Exercise directions:
Would you copy the lines below exactly and omit the images?

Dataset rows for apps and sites
================

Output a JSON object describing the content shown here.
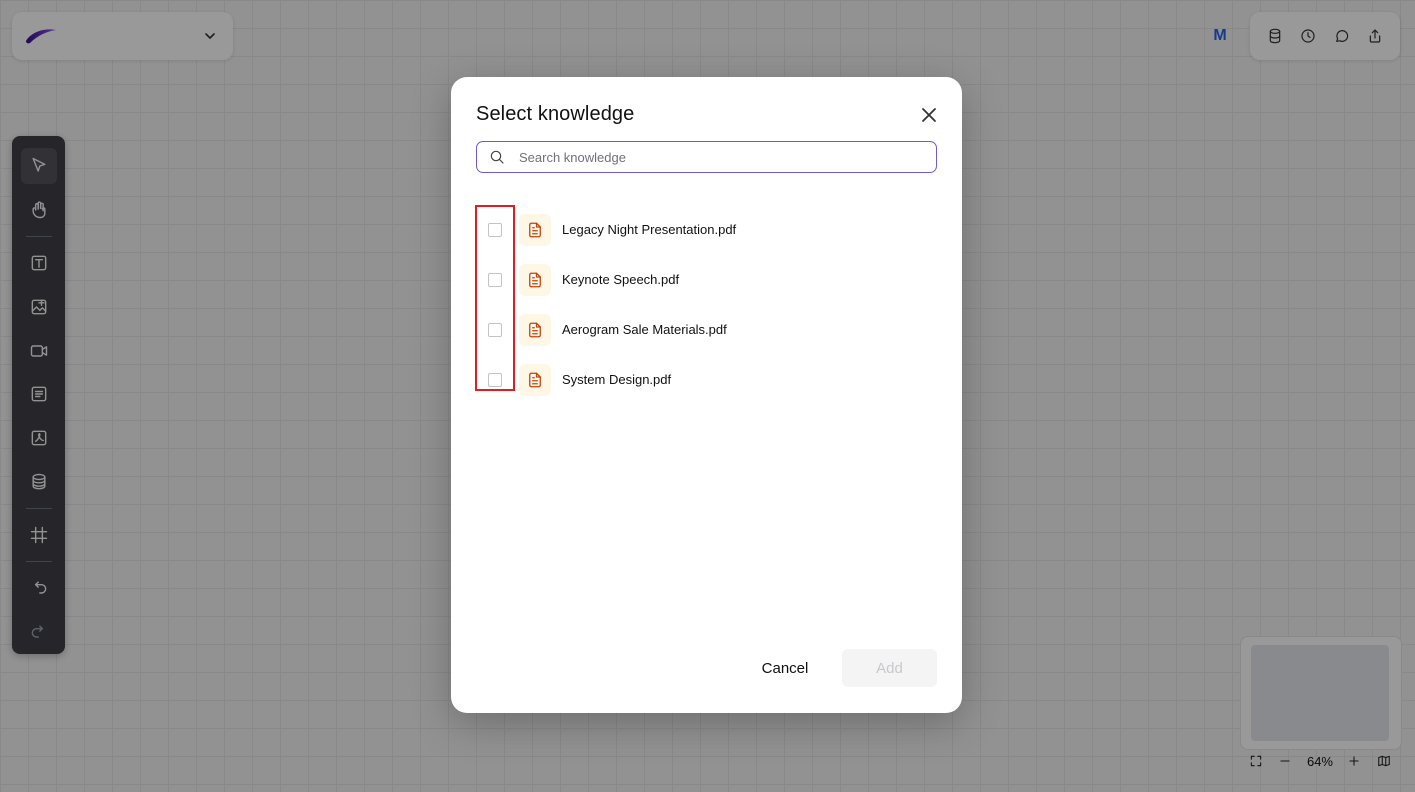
{
  "topbar": {
    "workspace_logo_icon": "swoosh-logo-icon",
    "workspace_menu_icon": "chevron-down-icon",
    "user_avatar_initial": "M",
    "actions": [
      {
        "name": "database-icon"
      },
      {
        "name": "history-icon"
      },
      {
        "name": "comment-icon"
      },
      {
        "name": "share-icon"
      }
    ]
  },
  "toolbar": {
    "tools": [
      "select-pointer-icon",
      "hand-pan-icon",
      "text-icon",
      "image-icon",
      "video-icon",
      "document-icon",
      "pdf-icon",
      "knowledge-base-icon",
      "frame-icon",
      "undo-icon",
      "redo-icon"
    ]
  },
  "zoom": {
    "level": "64%"
  },
  "modal": {
    "title": "Select knowledge",
    "search_placeholder": "Search knowledge",
    "search_value": "",
    "files": [
      {
        "name": "Legacy Night Presentation.pdf",
        "checked": false
      },
      {
        "name": "Keynote Speech.pdf",
        "checked": false
      },
      {
        "name": "Aerogram Sale Materials.pdf",
        "checked": false
      },
      {
        "name": "System Design.pdf",
        "checked": false
      }
    ],
    "cancel_label": "Cancel",
    "add_label": "Add"
  },
  "colors": {
    "accent": "#6d5bd0",
    "file_icon": "#c2410c",
    "highlight": "#e11d24",
    "avatar": "#2563eb"
  }
}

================

Exercise result:
Output a JSON object describing the content shown here.
{
  "topbar": {
    "workspace_logo_icon": "swoosh-logo-icon",
    "workspace_menu_icon": "chevron-down-icon",
    "user_avatar_initial": "M",
    "actions": [
      {
        "name": "database-icon"
      },
      {
        "name": "history-icon"
      },
      {
        "name": "comment-icon"
      },
      {
        "name": "share-icon"
      }
    ]
  },
  "toolbar": {
    "tools": [
      "select-pointer-icon",
      "hand-pan-icon",
      "text-icon",
      "image-icon",
      "video-icon",
      "document-icon",
      "pdf-icon",
      "knowledge-base-icon",
      "frame-icon",
      "undo-icon",
      "redo-icon"
    ]
  },
  "zoom": {
    "level": "64%"
  },
  "modal": {
    "title": "Select knowledge",
    "search_placeholder": "Search knowledge",
    "search_value": "",
    "files": [
      {
        "name": "Legacy Night Presentation.pdf",
        "checked": false
      },
      {
        "name": "Keynote Speech.pdf",
        "checked": false
      },
      {
        "name": "Aerogram Sale Materials.pdf",
        "checked": false
      },
      {
        "name": "System Design.pdf",
        "checked": false
      }
    ],
    "cancel_label": "Cancel",
    "add_label": "Add"
  },
  "colors": {
    "accent": "#6d5bd0",
    "file_icon": "#c2410c",
    "highlight": "#e11d24",
    "avatar": "#2563eb"
  }
}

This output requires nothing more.